AND DID THOSE FEET
by Les Smith and Martin Thomasson.
Octagon Theatre To 10 April 2010.
Mon-Sat 7.30pm Mat 31 March 10 April 2pm.
Audio-described 31 March 7.30pm.
Runs 2hr 10min One interval.
TICKETS: 01204 520661.
Review: Timothy Ramsden 27 March.
The Wanderers return in play with strong local fan-base.
David Thacker’s triumphant first season as Octagon Artistic Director meshes here with a glory day from his predecessor’s time. And Did Those Feet, premiered in the Octagon’s 40th-anniversary season in autumn 2007, mixes Bolton Wanderers’ path to Wembley glory in the 1923 Cup Final with a picture of northern working society – or partly working as trade falls-off and short-time comes in, while Marxism and Christianity battle for people’s minds and souls.
If it’s more about politics than players, the strands interweave neatly in Mark Babych’s sympathetic, largely recast revival. His revival hits credit-crunch days squarely, though there’s irony in following its triumphal procession the day Wanderers are being thrashed 4-0 by Man United in a teatime kick-off.
The play’s era was one when a club’s relationship with its fans was more direct and less exploitative. Fierce local loyalty’s strongest in Huw Higginson’s Alf, trying to combine getting wed with watching the Final. And Martin Barrass’s shopkeeper Bob who walks from Bolton to Wembley (Barrass, a frequent player in Yorkshire theatres, should be embarrassed at the anti-Yorkshire lines inflicted on him. Though the biggest laugh comes from his comment on Stockport).

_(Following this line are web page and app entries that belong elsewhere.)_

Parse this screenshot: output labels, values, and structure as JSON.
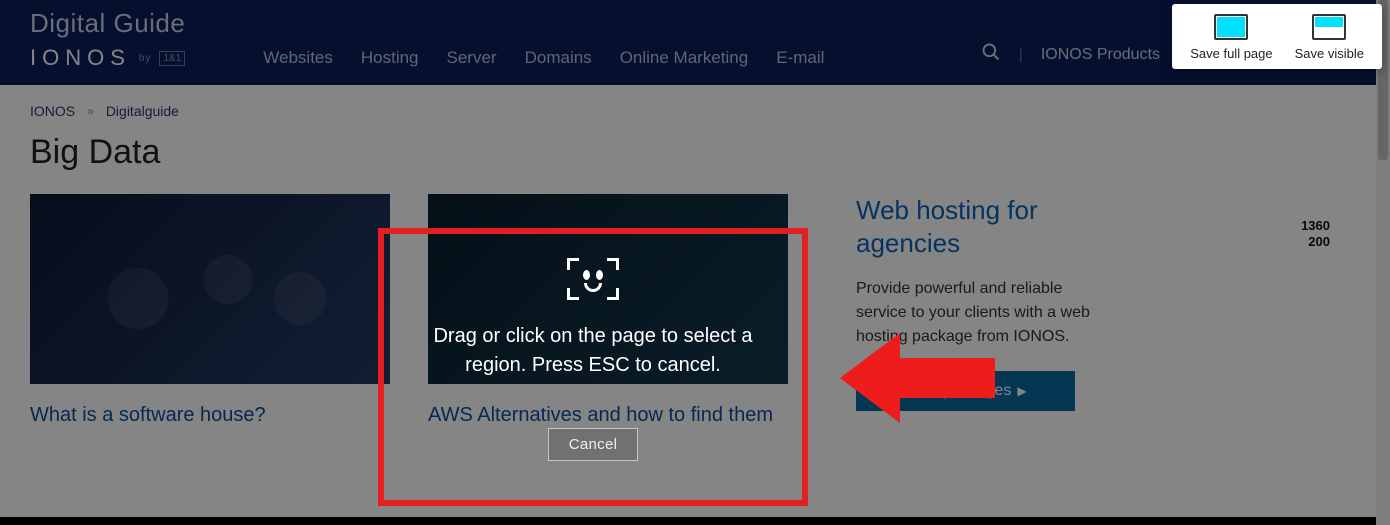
{
  "header": {
    "guide_title": "Digital Guide",
    "logo_text": "IONOS",
    "logo_sub": "by",
    "logo_badge": "1&1",
    "nav": [
      "Websites",
      "Hosting",
      "Server",
      "Domains",
      "Online Marketing",
      "E-mail"
    ],
    "divider": "|",
    "products_link": "IONOS Products"
  },
  "extension": {
    "full_label": "Save full page",
    "visible_label": "Save visible"
  },
  "breadcrumbs": {
    "root": "IONOS",
    "sep": "»",
    "current": "Digitalguide"
  },
  "page_title": "Big Data",
  "cards": [
    {
      "title": "What is a software house?"
    },
    {
      "title": "AWS Alternatives and how to find them"
    }
  ],
  "sidebar": {
    "heading": "Web hosting for agencies",
    "body": "Provide powerful and reliable service to your clients with a web hosting package from IONOS.",
    "cta": "View packages"
  },
  "ruler": {
    "w": "1360",
    "h": "200"
  },
  "capture": {
    "text": "Drag or click on the page to select a region. Press ESC to cancel.",
    "cancel": "Cancel"
  }
}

Barrass was in the 2007 cast, having just co-directed Dave Windass’s Sully at Hull Truck, an even more partisan, even more nakedly emotional sporting piece. Yet both are validated by having their sentimental centres right in the heart of their community.

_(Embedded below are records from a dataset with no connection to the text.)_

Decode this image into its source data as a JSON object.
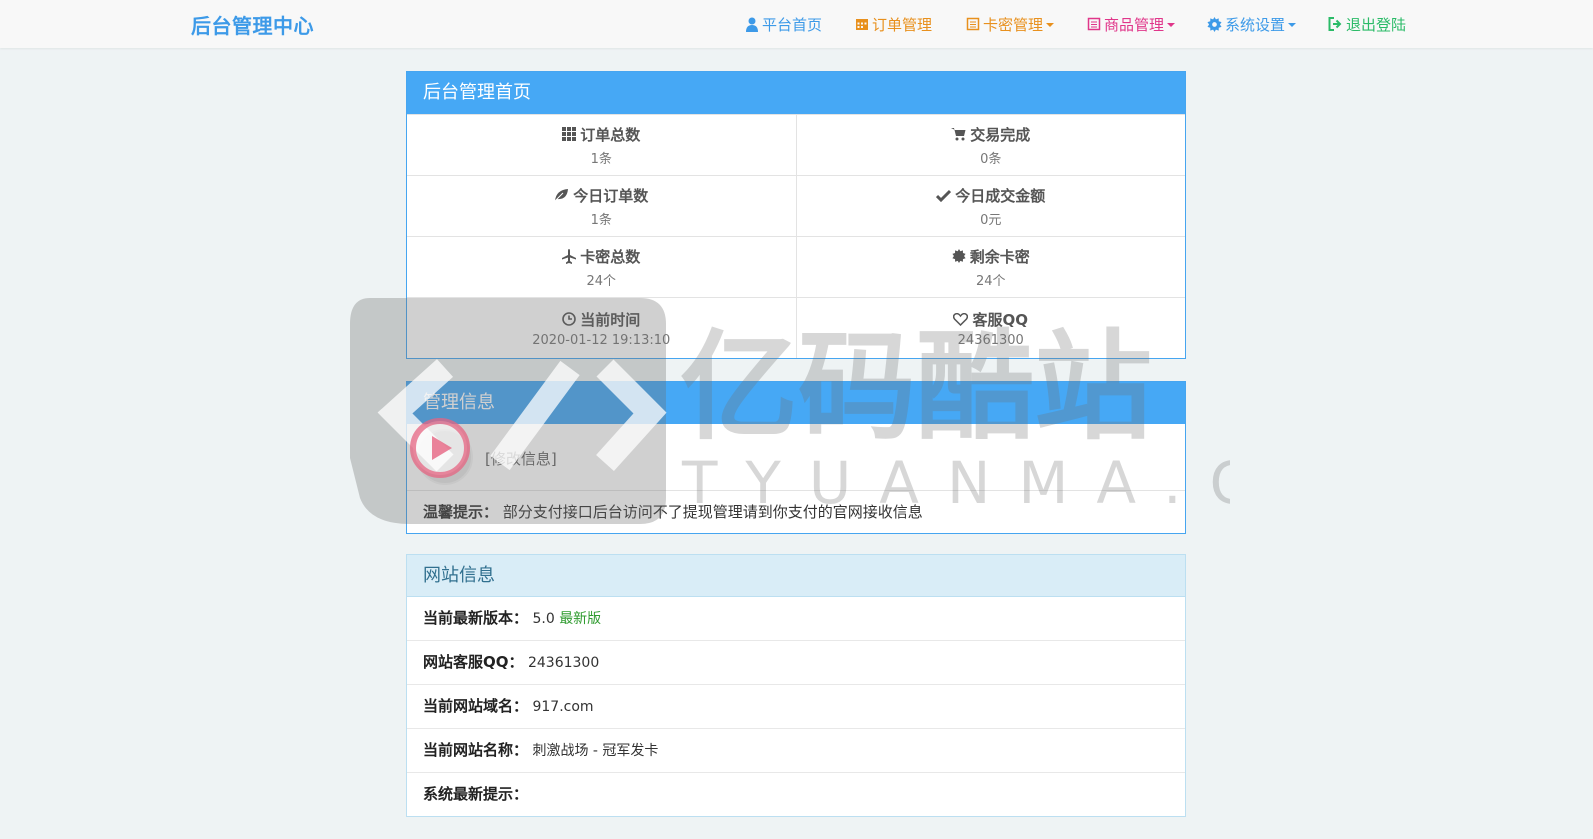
{
  "brand": "后台管理中心",
  "nav": {
    "home": "平台首页",
    "orders": "订单管理",
    "cards": "卡密管理",
    "goods": "商品管理",
    "settings": "系统设置",
    "logout": "退出登陆"
  },
  "nav_colors": {
    "home": "#3d9ae8",
    "orders": "#e8901d",
    "cards": "#e8901d",
    "goods": "#e0368a",
    "settings": "#3d9ae8",
    "logout": "#2bbb68"
  },
  "dashboard": {
    "title": "后台管理首页",
    "stats": [
      {
        "icon": "grid-icon",
        "label": "订单总数",
        "value": "1条"
      },
      {
        "icon": "cart-icon",
        "label": "交易完成",
        "value": "0条"
      },
      {
        "icon": "leaf-icon",
        "label": "今日订单数",
        "value": "1条"
      },
      {
        "icon": "check-icon",
        "label": "今日成交金额",
        "value": "0元"
      },
      {
        "icon": "plane-icon",
        "label": "卡密总数",
        "value": "24个"
      },
      {
        "icon": "cog-burst-icon",
        "label": "剩余卡密",
        "value": "24个"
      },
      {
        "icon": "clock-icon",
        "label": "当前时间",
        "value": "2020-01-12 19:13:10"
      },
      {
        "icon": "heart-icon",
        "label": "客服QQ",
        "value": "24361300"
      }
    ]
  },
  "admin": {
    "title": "管理信息",
    "modify": "[修改信息]",
    "tip_label": "温馨提示：",
    "tip_text": "部分支付接口后台访问不了提现管理请到你支付的官网接收信息"
  },
  "site": {
    "title": "网站信息",
    "rows": [
      {
        "label": "当前最新版本：",
        "value": "5.0",
        "extra": "最新版"
      },
      {
        "label": "网站客服QQ：",
        "value": "24361300"
      },
      {
        "label": "当前网站域名：",
        "value": "917.com"
      },
      {
        "label": "当前网站名称：",
        "value": "刺激战场 - 冠军发卡"
      },
      {
        "label": "系统最新提示：",
        "value": ""
      }
    ]
  },
  "watermark": {
    "cn": "亿码酷站",
    "en": "TYUANMA.CN"
  }
}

A number of audience members searching the theatre for toilets or auditorium were a healthy sign the play’s bringing in new spectators, while its appeal’s evident in the rousing cheers and standing applause at the end – not the predetermined yowls of first-night metropolitan cast-friends nor the relieved irony of school-parties, but genuine enthusiasm for a story that touches (indeed, hits fair and square) people’s hearts and minds.
No wonder, with the final rendering of ‘Jerusalem’ against images of the 1923 team, and the cup held aloft by young Billy, a potential Wanderer killed in the War. He’s still remembered by Wanderers’ captain, as this play will be by audiences, long after the impact of greater dramas has diminished.

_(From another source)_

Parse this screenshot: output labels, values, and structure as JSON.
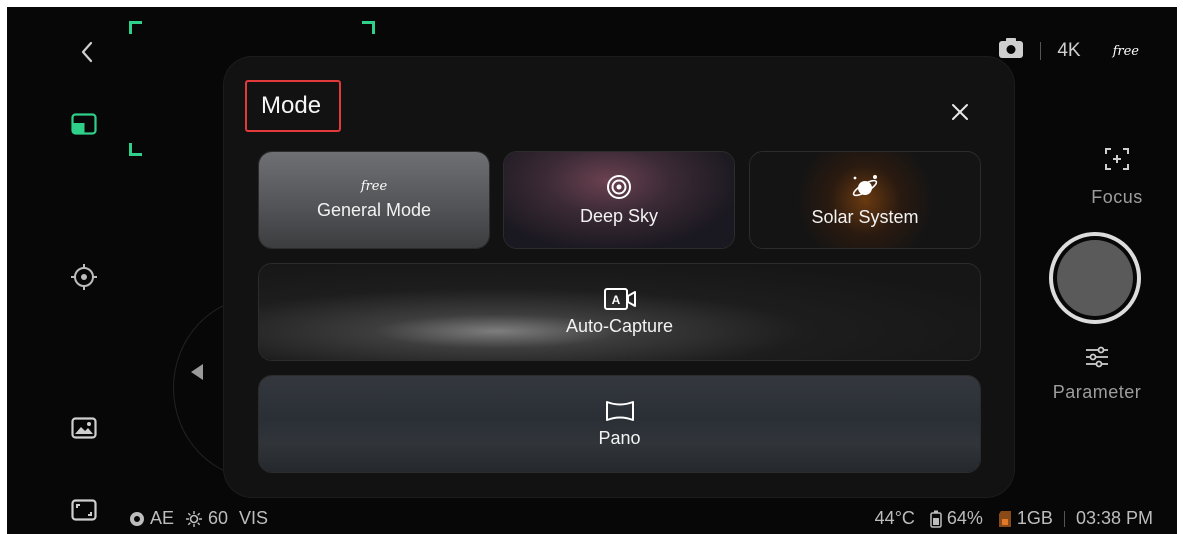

Bob: Martin Bararass.
Ted: Mark Letheren.
Jim: Curtis Cole.
Matha: Naomi Radcliffe.
Billy: Chris Finch.
Hilda: Susan Twist.
Alf: Huw Higginson.
Director: Mark Babych.
Lighting: Brent Lees.
Sound: Andy Smith.
Composer: Arun Ghosh.
Musical Director: Carol Sloman.
Movement: Lesley Hutchison.
Clog Dance Choreographer: Catherine Kinsella.